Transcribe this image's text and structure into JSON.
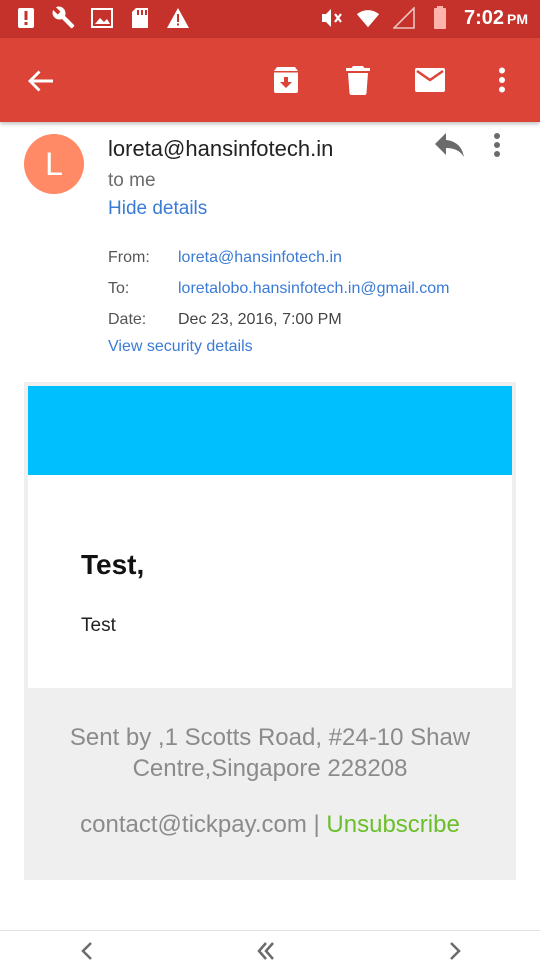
{
  "status_bar": {
    "time": "7:02",
    "ampm": "PM",
    "icons": [
      "alert-icon",
      "wrench-icon",
      "image-icon",
      "sd-card-icon",
      "warning-icon",
      "mute-icon",
      "wifi-icon",
      "signal-icon",
      "battery-icon"
    ]
  },
  "app_bar": {
    "back_icon": "arrow-back-icon",
    "actions": [
      "archive-icon",
      "delete-icon",
      "mark-unread-icon",
      "more-vert-icon"
    ],
    "colors": {
      "status_bar": "#c5322b",
      "app_bar": "#db4437"
    }
  },
  "message": {
    "avatar_letter": "L",
    "avatar_color": "#ff8a65",
    "sender": "loreta@hansinfotech.in",
    "to_me": "to me",
    "hide_details": "Hide details",
    "details": {
      "from_label": "From:",
      "from_value": "loreta@hansinfotech.in",
      "to_label": "To:",
      "to_value": "loretalobo.hansinfotech.in@gmail.com",
      "date_label": "Date:",
      "date_value": "Dec 23, 2016, 7:00 PM",
      "security_link": "View security details"
    }
  },
  "email_body": {
    "banner_color": "#00bfff",
    "heading": "Test,",
    "body": "Test",
    "footer_address": "Sent by ,1 Scotts Road, #24-10 Shaw Centre,Singapore 228208",
    "footer_contact": "contact@tickpay.com",
    "footer_separator": " | ",
    "unsubscribe": "Unsubscribe"
  }
}
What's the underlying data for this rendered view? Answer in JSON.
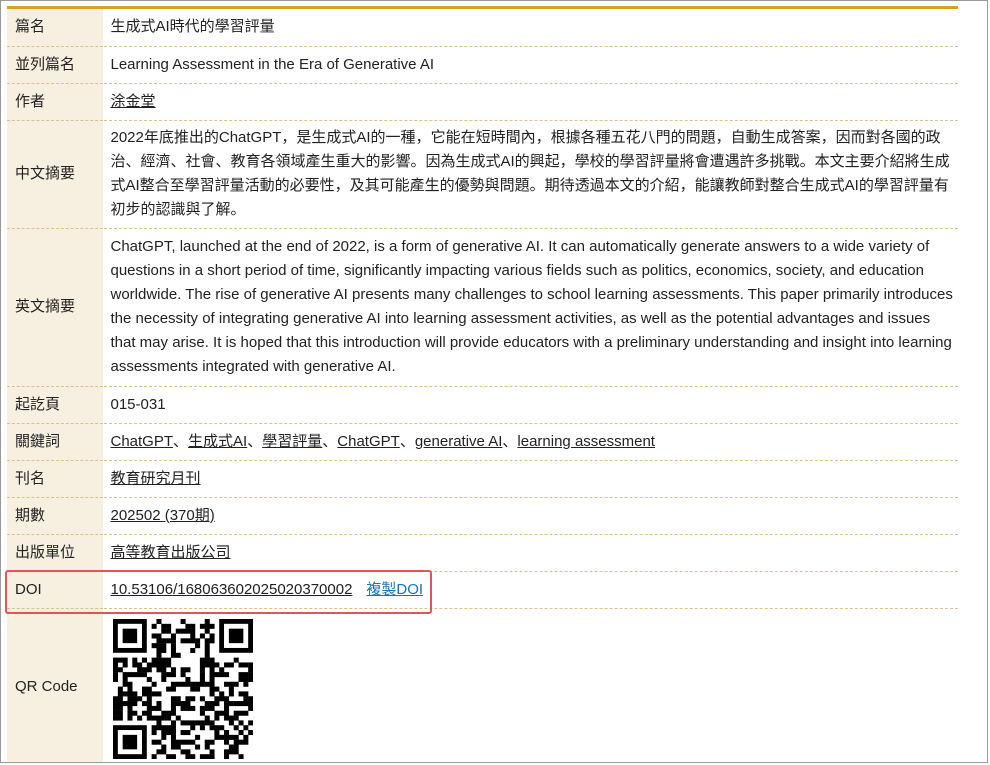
{
  "rows": {
    "title": {
      "label": "篇名",
      "value": "生成式AI時代的學習評量"
    },
    "parallel_title": {
      "label": "並列篇名",
      "value": "Learning Assessment in the Era of Generative AI"
    },
    "author": {
      "label": "作者",
      "value": "涂金堂"
    },
    "abstract_zh": {
      "label": "中文摘要",
      "value": "2022年底推出的ChatGPT，是生成式AI的一種，它能在短時間內，根據各種五花八門的問題，自動生成答案，因而對各國的政治、經濟、社會、教育各領域產生重大的影響。因為生成式AI的興起，學校的學習評量將會遭遇許多挑戰。本文主要介紹將生成式AI整合至學習評量活動的必要性，及其可能產生的優勢與問題。期待透過本文的介紹，能讓教師對整合生成式AI的學習評量有初步的認識與了解。"
    },
    "abstract_en": {
      "label": "英文摘要",
      "value": "ChatGPT, launched at the end of 2022, is a form of generative AI. It can automatically generate answers to a wide variety of questions in a short period of time, significantly impacting various fields such as politics, economics, society, and education worldwide. The rise of generative AI presents many challenges to school learning assessments. This paper primarily introduces the necessity of integrating generative AI into learning assessment activities, as well as the potential advantages and issues that may arise. It is hoped that this introduction will provide educators with a preliminary understanding and insight into learning assessments integrated with generative AI."
    },
    "pages": {
      "label": "起訖頁",
      "value": "015-031"
    },
    "keywords": {
      "label": "關鍵詞",
      "items": [
        "ChatGPT",
        "生成式AI",
        "學習評量",
        "ChatGPT",
        "generative AI",
        "learning assessment"
      ],
      "separator": "、"
    },
    "journal": {
      "label": "刊名",
      "value": "教育研究月刊"
    },
    "issue": {
      "label": "期數",
      "value": "202502 (370期)"
    },
    "publisher": {
      "label": "出版單位",
      "value": "高等教育出版公司"
    },
    "doi": {
      "label": "DOI",
      "value": "10.53106/168063602025020370002",
      "copy_label": "複製DOI"
    },
    "qr": {
      "label": "QR Code"
    }
  },
  "colors": {
    "accent_bar": "#d9a21f",
    "label_bg": "#f7f0e1",
    "copy_link": "#1a73b8",
    "highlight": "#e05555"
  }
}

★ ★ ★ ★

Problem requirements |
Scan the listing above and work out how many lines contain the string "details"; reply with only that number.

Answer to this problem |
3